Do not despair. It was never that good, and it will be eventually be much better. And then it will be worse again, and then it will be better, and on and on.” 


David Palmeter said...

This is a wonderful piece reasoning. Please thank your son for giving me (and I suspect others) some needed perspective.

MS said...

Your son’s words are wise, insightful and eloquently written.

It is difficult to imagine being a thoughtful, rational and compassionate person and living through the many historical horrors that other thoughtful, rational and compassionate people have had to endure. It is one thing to read dispassionately, amidst the comforts of one’s home, next to a fireplace, a glass of sherry or bottle of beer in hand, about the injustices and atrocities of the Roman empire, the civil war between the Roundheads and the Royalists, the French revolution and the Reign of Terror, the American civil war, etc., etc. It is another thing to actually live amidst the turmoil of one’s own historical age. And yet, as your son notes, current times in the U.S. are not as harrowing as what others have had to experience in other times and other places. Descartes served in the Dutch States army. Hobbes and Locke witnessed their share of inhumanity, and it informed their philosophies. Oliver Wendell Holmes fought for the North in the Civil War, and the experience seared him and helped formulate his judicial philosophy. And Wittgenstein was a soldier in WWI. They survived their ordeals, and we will ours – hopefully. And perhaps things are getting better. Despite the physical harm that professional football causes its participants, is it not an improvement, both in terms of its effects on the players and the psychological effect on the spectators, over watching, and cheering on, the participants in gladiatorial combat as they hack each to death? A small improvement, perhaps, but an improvement nonetheless.

s. wallerstein said...

Here is short (15 minutes) podcast with Philosopher Michael Lynch (University of Connecticut) about intellectual arrogance, a defect almost all of us, including myself, suffer from at times.

However, when I compare the regular commenters here with those in another more leftwing site I frequent, the people here are Zen Buddhist monks.

Jason said...

I'm a sucker for movie and book quotes, and I was reminded of the Lord of the Rings while reading this post by your son.

‘I wish it need not have happened in my time,’ said Frodo.

‘So do I,’ said Gandalf, ‘and so do all who live to see such times. But that is not for them to decide. All we have to decide is what to do with the time that is given us.’

Anonymous said...

Prof. Wolff,

I've been an intermittent reader of your blog ever since your wonderful lectures on Kant's First Critique appeared on YouTube. I'd just like to recommend two books, which may be of interest to you.

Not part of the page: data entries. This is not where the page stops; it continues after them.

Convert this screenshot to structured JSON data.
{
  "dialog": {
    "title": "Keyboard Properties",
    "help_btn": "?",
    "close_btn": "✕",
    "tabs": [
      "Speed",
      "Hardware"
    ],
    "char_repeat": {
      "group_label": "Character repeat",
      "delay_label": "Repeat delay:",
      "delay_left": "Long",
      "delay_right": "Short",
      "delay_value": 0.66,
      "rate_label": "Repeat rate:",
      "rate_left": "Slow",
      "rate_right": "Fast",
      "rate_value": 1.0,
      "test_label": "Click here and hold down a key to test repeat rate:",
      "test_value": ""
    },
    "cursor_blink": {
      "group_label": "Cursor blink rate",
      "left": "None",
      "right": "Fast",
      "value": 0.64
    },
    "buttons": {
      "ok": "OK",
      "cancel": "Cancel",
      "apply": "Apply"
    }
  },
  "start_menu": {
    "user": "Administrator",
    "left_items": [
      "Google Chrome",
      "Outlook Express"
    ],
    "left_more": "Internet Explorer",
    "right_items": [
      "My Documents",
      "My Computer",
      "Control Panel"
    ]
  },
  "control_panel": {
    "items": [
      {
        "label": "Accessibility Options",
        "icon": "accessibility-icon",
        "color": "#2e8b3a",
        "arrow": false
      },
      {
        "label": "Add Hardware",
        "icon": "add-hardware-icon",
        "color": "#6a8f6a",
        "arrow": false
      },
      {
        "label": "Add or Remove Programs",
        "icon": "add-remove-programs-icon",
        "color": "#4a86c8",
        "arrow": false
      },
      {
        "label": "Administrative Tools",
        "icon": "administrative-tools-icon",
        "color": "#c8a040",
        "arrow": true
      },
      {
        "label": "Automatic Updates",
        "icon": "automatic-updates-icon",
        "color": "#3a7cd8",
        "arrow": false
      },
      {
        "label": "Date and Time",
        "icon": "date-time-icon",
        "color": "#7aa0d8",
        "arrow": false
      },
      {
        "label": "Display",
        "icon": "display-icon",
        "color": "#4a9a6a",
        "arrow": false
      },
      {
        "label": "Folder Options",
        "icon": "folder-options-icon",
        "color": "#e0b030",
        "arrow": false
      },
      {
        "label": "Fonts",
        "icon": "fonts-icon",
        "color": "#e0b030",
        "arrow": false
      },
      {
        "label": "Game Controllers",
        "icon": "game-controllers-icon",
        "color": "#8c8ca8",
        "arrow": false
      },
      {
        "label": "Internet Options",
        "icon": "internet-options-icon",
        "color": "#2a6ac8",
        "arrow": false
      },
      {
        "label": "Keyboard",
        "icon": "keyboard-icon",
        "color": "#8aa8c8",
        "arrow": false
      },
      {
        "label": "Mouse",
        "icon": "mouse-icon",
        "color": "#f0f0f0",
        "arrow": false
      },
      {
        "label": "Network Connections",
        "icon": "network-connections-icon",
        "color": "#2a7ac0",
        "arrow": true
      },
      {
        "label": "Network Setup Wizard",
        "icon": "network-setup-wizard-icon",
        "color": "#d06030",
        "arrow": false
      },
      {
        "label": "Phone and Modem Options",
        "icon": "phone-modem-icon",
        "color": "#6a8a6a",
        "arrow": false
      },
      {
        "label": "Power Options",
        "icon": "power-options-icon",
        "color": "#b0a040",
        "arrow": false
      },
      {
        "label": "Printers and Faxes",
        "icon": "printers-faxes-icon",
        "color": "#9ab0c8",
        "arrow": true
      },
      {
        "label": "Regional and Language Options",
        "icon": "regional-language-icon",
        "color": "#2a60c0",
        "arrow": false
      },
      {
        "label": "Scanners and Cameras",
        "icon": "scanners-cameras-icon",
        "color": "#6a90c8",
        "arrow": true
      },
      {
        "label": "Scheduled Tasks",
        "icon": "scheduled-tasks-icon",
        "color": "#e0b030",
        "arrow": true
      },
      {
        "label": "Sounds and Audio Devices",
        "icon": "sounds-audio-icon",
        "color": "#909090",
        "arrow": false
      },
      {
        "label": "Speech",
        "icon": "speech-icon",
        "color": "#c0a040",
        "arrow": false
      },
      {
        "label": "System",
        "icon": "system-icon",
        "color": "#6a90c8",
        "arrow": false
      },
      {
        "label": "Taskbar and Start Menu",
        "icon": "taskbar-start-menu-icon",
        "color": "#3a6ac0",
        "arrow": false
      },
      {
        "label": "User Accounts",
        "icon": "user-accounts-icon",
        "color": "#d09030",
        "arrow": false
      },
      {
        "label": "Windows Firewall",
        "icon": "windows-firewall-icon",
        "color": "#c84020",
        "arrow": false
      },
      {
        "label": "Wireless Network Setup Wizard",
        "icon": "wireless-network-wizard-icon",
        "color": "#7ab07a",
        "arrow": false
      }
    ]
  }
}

First, related to your son's last point (i.e., "There is no single moment where the arc of human progress reaches its conclusion. The road bends and winds forever and ever"), I would like to recommend the psychiatrist, Iain McGilchrist's "The Master and His Emissary: The Divided Brain and the Making of the Western World". That is not only because it demonstrates your son's insight, but because (I think) it is important for those concerned about Trumpism to recognize it as precisely an extreme form of one of these long-term bends in the road, the ascent of which McGilchrist had recognized a decade ago and explained from his and his colleagues' psychiatric experience, coupled with a more general awareness of the history of Western thought and its art.

Second, related to Kant, there is quantum physicist Bernard d'Espagnat's "On Physics and Philosophy" (also his "Veiled Reality", though it requires more specialist knowledge), in which it is demonstrated that Kant's worldview (albeit not his way of arriving at it) is, to a large extent, vindicated by contemporary physics.

Robert Paul Wolff said...

Thank you. I will hunt them down.